What you should do - The records must be retyped exactly, with no pictures included.

[Supplied records — start]

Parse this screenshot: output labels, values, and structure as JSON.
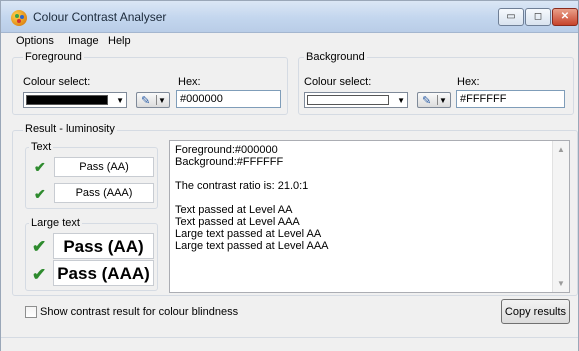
{
  "window": {
    "title": "Colour Contrast Analyser",
    "min_glyph": "▭",
    "max_glyph": "◻",
    "close_glyph": "✕"
  },
  "menu": {
    "items": [
      "Options",
      "Image",
      "Help"
    ]
  },
  "foreground": {
    "group_label": "Foreground",
    "colour_select_label": "Colour select:",
    "swatch_color": "#000000",
    "hex_label": "Hex:",
    "hex_value": "#000000"
  },
  "background": {
    "group_label": "Background",
    "colour_select_label": "Colour select:",
    "swatch_color": "#FFFFFF",
    "hex_label": "Hex:",
    "hex_value": "#FFFFFF"
  },
  "result": {
    "group_label": "Result - luminosity",
    "text_group": {
      "label": "Text",
      "aa": "Pass (AA)",
      "aaa": "Pass (AAA)"
    },
    "large_text_group": {
      "label": "Large text",
      "aa": "Pass (AA)",
      "aaa": "Pass (AAA)"
    },
    "lines": [
      "Foreground:#000000",
      "Background:#FFFFFF",
      "",
      "The contrast ratio is: 21.0:1",
      "",
      "Text passed at Level AA",
      "Text passed at Level AAA",
      "Large text passed at Level AA",
      "Large text passed at Level AAA"
    ]
  },
  "options": {
    "colour_blindness_label": "Show contrast result for colour blindness",
    "colour_blindness_checked": false
  },
  "actions": {
    "copy_label": "Copy results"
  },
  "icons": {
    "app": "app-palette-icon",
    "check": "checkmark-icon",
    "picker": "eyedropper-icon"
  },
  "colors": {
    "check": "#2E8B2E",
    "titlebar": "#C3D6EE"
  }
}
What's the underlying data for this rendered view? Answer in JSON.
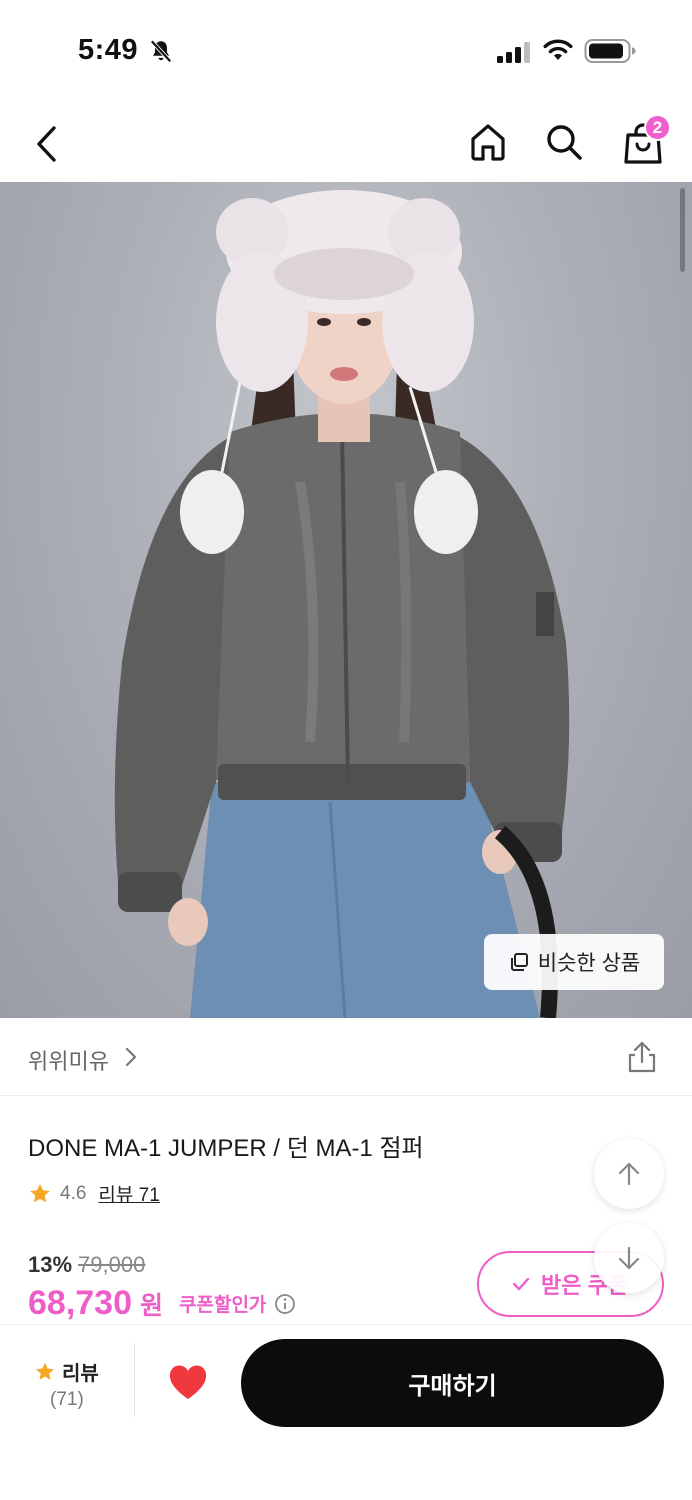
{
  "status_bar": {
    "time": "5:49",
    "icons": [
      "bell-slash-icon",
      "signal-icon",
      "wifi-icon",
      "battery-icon"
    ]
  },
  "nav": {
    "cart_count": "2",
    "icons": [
      "back-icon",
      "home-icon",
      "search-icon",
      "shopping-bag-icon"
    ]
  },
  "product_image": {
    "similar_label": "비슷한 상품"
  },
  "brand": {
    "name": "위위미유"
  },
  "product": {
    "title": "DONE MA-1 JUMPER / 던 MA-1 점퍼",
    "rating": "4.6",
    "review_label": "리뷰 71",
    "discount_rate": "13%",
    "original_price": "79,000",
    "sale_price": "68,730",
    "currency": "원",
    "coupon_label": "쿠폰할인가",
    "coupon_button_label": "받은 쿠폰"
  },
  "bottom_bar": {
    "review_label": "리뷰",
    "review_count": "(71)",
    "buy_label": "구매하기"
  },
  "colors": {
    "accent_pink": "#ef5dc8",
    "star": "#f5a623",
    "heart": "#f0393f",
    "buy_button": "#0c0c0c"
  }
}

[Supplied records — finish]

Your solution -
Parse this screenshot: output labels, values, and structure as JSON.
{
  "window": {
    "title": "Colour Contrast Analyser",
    "min_glyph": "▭",
    "max_glyph": "◻",
    "close_glyph": "✕"
  },
  "menu": {
    "items": [
      "Options",
      "Image",
      "Help"
    ]
  },
  "foreground": {
    "group_label": "Foreground",
    "colour_select_label": "Colour select:",
    "swatch_color": "#000000",
    "hex_label": "Hex:",
    "hex_value": "#000000"
  },
  "background": {
    "group_label": "Background",
    "colour_select_label": "Colour select:",
    "swatch_color": "#FFFFFF",
    "hex_label": "Hex:",
    "hex_value": "#FFFFFF"
  },
  "result": {
    "group_label": "Result - luminosity",
    "text_group": {
      "label": "Text",
      "aa": "Pass (AA)",
      "aaa": "Pass (AAA)"
    },
    "large_text_group": {
      "label": "Large text",
      "aa": "Pass (AA)",
      "aaa": "Pass (AAA)"
    },
    "lines": [
      "Foreground:#000000",
      "Background:#FFFFFF",
      "",
      "The contrast ratio is: 21.0:1",
      "",
      "Text passed at Level AA",
      "Text passed at Level AAA",
      "Large text passed at Level AA",
      "Large text passed at Level AAA"
    ]
  },
  "options": {
    "colour_blindness_label": "Show contrast result for colour blindness",
    "colour_blindness_checked": false
  },
  "actions": {
    "copy_label": "Copy results"
  },
  "icons": {
    "app": "app-palette-icon",
    "check": "checkmark-icon",
    "picker": "eyedropper-icon"
  },
  "colors": {
    "check": "#2E8B2E",
    "titlebar": "#C3D6EE"
  }
}
What's the underlying data for this rendered view? Answer in JSON.
{
  "status_bar": {
    "time": "5:49",
    "icons": [
      "bell-slash-icon",
      "signal-icon",
      "wifi-icon",
      "battery-icon"
    ]
  },
  "nav": {
    "cart_count": "2",
    "icons": [
      "back-icon",
      "home-icon",
      "search-icon",
      "shopping-bag-icon"
    ]
  },
  "product_image": {
    "similar_label": "비슷한 상품"
  },
  "brand": {
    "name": "위위미유"
  },
  "product": {
    "title": "DONE MA-1 JUMPER / 던 MA-1 점퍼",
    "rating": "4.6",
    "review_label": "리뷰 71",
    "discount_rate": "13%",
    "original_price": "79,000",
    "sale_price": "68,730",
    "currency": "원",
    "coupon_label": "쿠폰할인가",
    "coupon_button_label": "받은 쿠폰"
  },
  "bottom_bar": {
    "review_label": "리뷰",
    "review_count": "(71)",
    "buy_label": "구매하기"
  },
  "colors": {
    "accent_pink": "#ef5dc8",
    "star": "#f5a623",
    "heart": "#f0393f",
    "buy_button": "#0c0c0c"
  }
}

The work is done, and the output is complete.